“We will urge the agency to revise these punitive policies so that hospitals can continue to provide the highest quality health care,” Tom Nickels, executive vice president for the American Hospital Association (AHA), said in a written statement.

340B Cut

In another major cut, CMS would extend the recently lowered 340B Medicare payment rate—the average sale price (ASP) minus 22.5 percent—to 340B drugs furnished in non-grandfathered PBDs.

The proposed 340B Medicare payment change would continue to exempt rural sole-community hospitals, children’s hospitals, and certain cancer hospitals.

CMS also would cut Medicare payments for biosimilar drugs purchased under the 340B program to ASP minus 22.5 percent based on the biosimilar’s own ASP, rather than the ASP of the reference product.

Additionally, Medicare would pay for new drugs and biological products at the rate of the wholesale acquisition cost (WAC) plus 3 percent—down from WAC plus 6 percent—before ASP data are available.

“Inexplicably, the administration has decided to double down on its flawed policy by extending harmful cuts to safety net hospitals, many of which are teaching hospitals, that participate in the 340B Drug Pricing Program,” Darrell G. Kirch, MD, president and CEO of the Association of American Medical Colleges (AAMC), said in a written statement.

Kirch noted that bipartisan House legislation, which has nearly 200 cosponsors, would rescind 340B cuts that CMS began imposing on Jan. 1.

The AHA said the new 340B cuts exceed CMS’s statutory authority.

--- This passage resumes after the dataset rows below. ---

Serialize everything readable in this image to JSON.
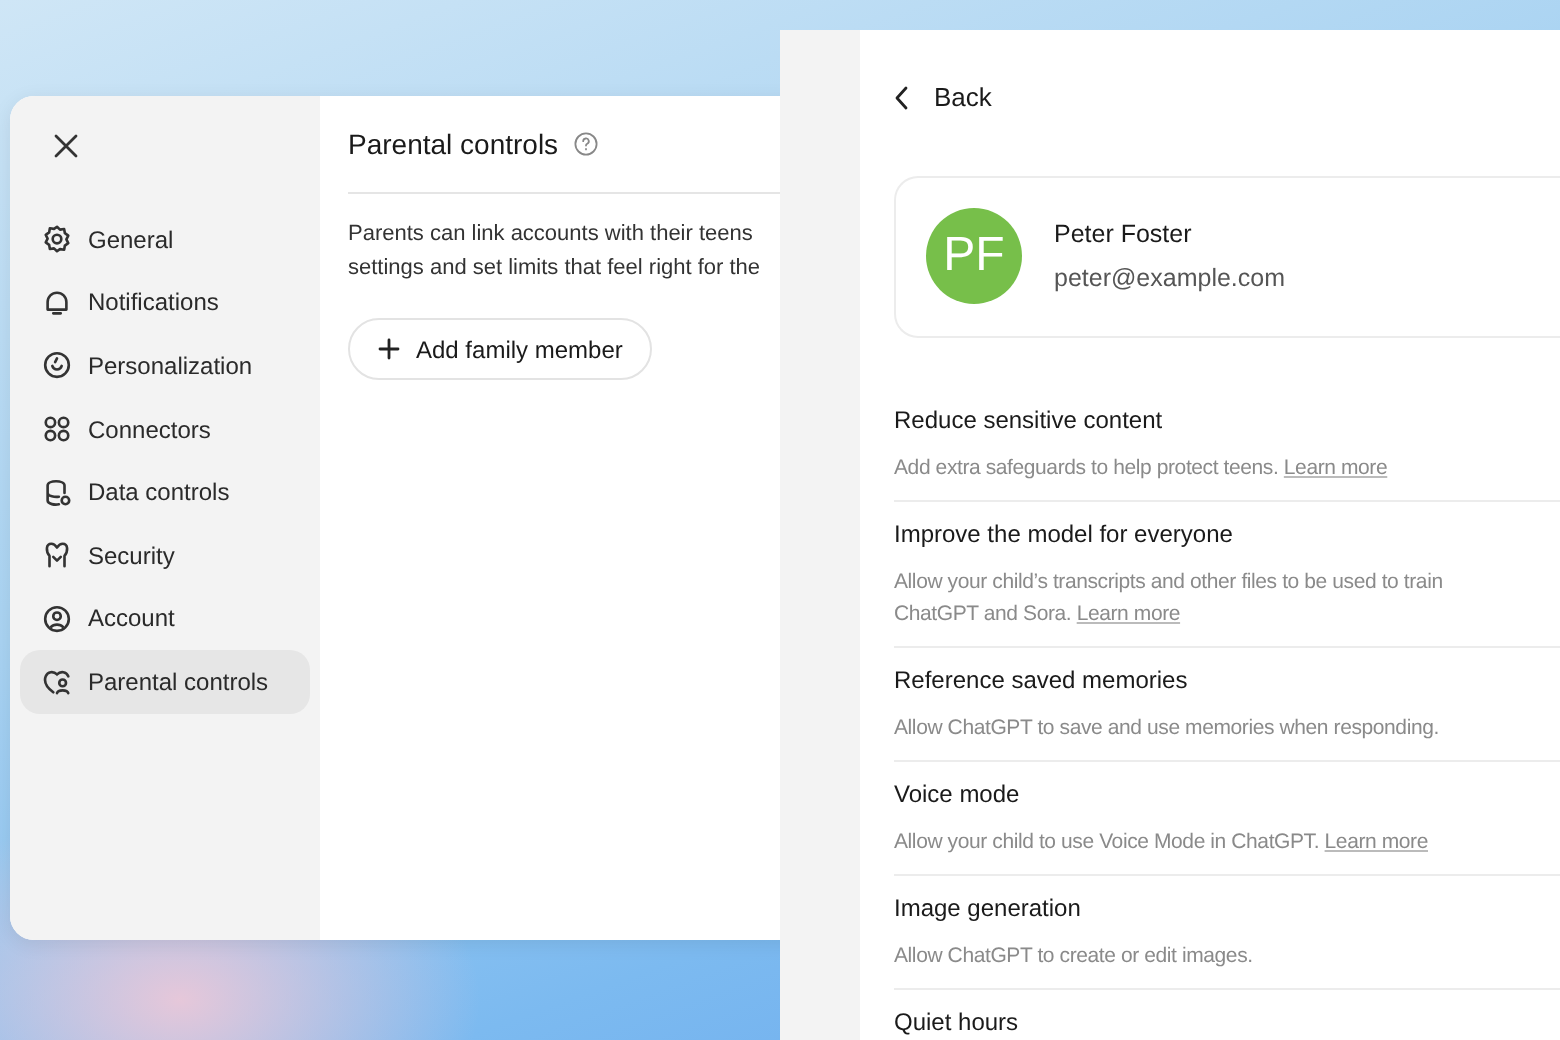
{
  "settings_window": {
    "nav_items": [
      {
        "label": "General",
        "selected": false
      },
      {
        "label": "Notifications",
        "selected": false
      },
      {
        "label": "Personalization",
        "selected": false
      },
      {
        "label": "Connectors",
        "selected": false
      },
      {
        "label": "Data controls",
        "selected": false
      },
      {
        "label": "Security",
        "selected": false
      },
      {
        "label": "Account",
        "selected": false
      },
      {
        "label": "Parental controls",
        "selected": true
      }
    ],
    "title": "Parental controls",
    "description_lines": [
      "Parents can link accounts with their teens",
      "settings and set limits that feel right for the"
    ],
    "add_button": "Add family member"
  },
  "member_panel": {
    "back": "Back",
    "member": {
      "initials": "PF",
      "name": "Peter Foster",
      "email": "peter@example.com"
    },
    "settings": [
      {
        "title": "Reduce sensitive content",
        "description_lines": [
          "Add extra safeguards to help protect teens."
        ],
        "link": "Learn more"
      },
      {
        "title": "Improve the model for everyone",
        "description_lines": [
          "Allow your child’s transcripts and other files to be used to train",
          "ChatGPT and Sora."
        ],
        "link": "Learn more"
      },
      {
        "title": "Reference saved memories",
        "description_lines": [
          "Allow ChatGPT to save and use memories when responding."
        ]
      },
      {
        "title": "Voice mode",
        "description_lines": [
          "Allow your child to use Voice Mode in ChatGPT."
        ],
        "link": "Learn more"
      },
      {
        "title": "Image generation",
        "description_lines": [
          "Allow ChatGPT to create or edit images."
        ]
      },
      {
        "title": "Quiet hours"
      }
    ]
  }
}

AHA plans to refile its legal challenge to the earlier 340B cuts after an appeals court ruled July 17 that the lawsuit was premature. Nickels said that, taken together, the PBD and 340B policy changes “appear to result in close to $1 billion in unwarranted cuts to hospitals.”

Other Changes

The payment rule also would change patient experience measures included in the Hospital Inpatient Quality Reporting Program by removing three metrics related to pain communication. The proposed change followed concerns raised by some providers about pressure from patients seeking opioids who can also report clinician neglect of their preferences.

Another opioid-related change for CY19 would pay separately, at ASP plus 6 percent, for non-opioid pain management drugs “that function as a supply when used in a covered surgical procedure performed in an ASC [ambulatory surgical center].”

Among additional policy changes, CMS also proposed removing 10 measures from the Outpatient Quality Reporting (OQR) program, with one removed for CY20 and nine in CY21. Other changes to the OQR program—on which 2 percent of a hospital’s payment is based—include:

  • Extending the performance period from one to three years for the Facility Seven-Day Risk-Standardized Hospital Visit Rate after Outpatient Colonoscopy
  • Updating the factors to be considered when removing measures from the program
  • Changing the frequency of the Hospital OQR Program Specifications Manual release beginning with CY19
  • Updating requirements related to participation status, including removal of the Notice of Participation form

CMS proposed a 2 percent increase in ASC rates for CY19.

Future Changes

CMS also sought comments through a request for information (RFI) on whether providers and suppliers should be required to inform patients about charges and payment information for healthcare services and out-of-pocket costs. The RFI asked what data the public would find most useful and what other changes are needed.

Another RFI sought feedback on changes to spur interoperability of electronic health records or other ways to share data between providers. Among the specific policies under consideration is revising the Conditions of Participation for providers in Medicare to require interoperability, in order to “increase electronic sharing of data by providers.”

CMS also sought feedback on a potential model to test “private-sector vendor-administered payment arrangements” for Part B drugs and biologicals, including high-cost therapies.

Comments on the proposed rule are due by Sept. 24, with a final rule expected by around Nov. 1. 


Rich Daly is a senior writer/editor in HFMA’s Washington, D.C., office. Follow Rich on Twitter: @rdalyhealthcare

Publication Date: Sunday, July 29, 2018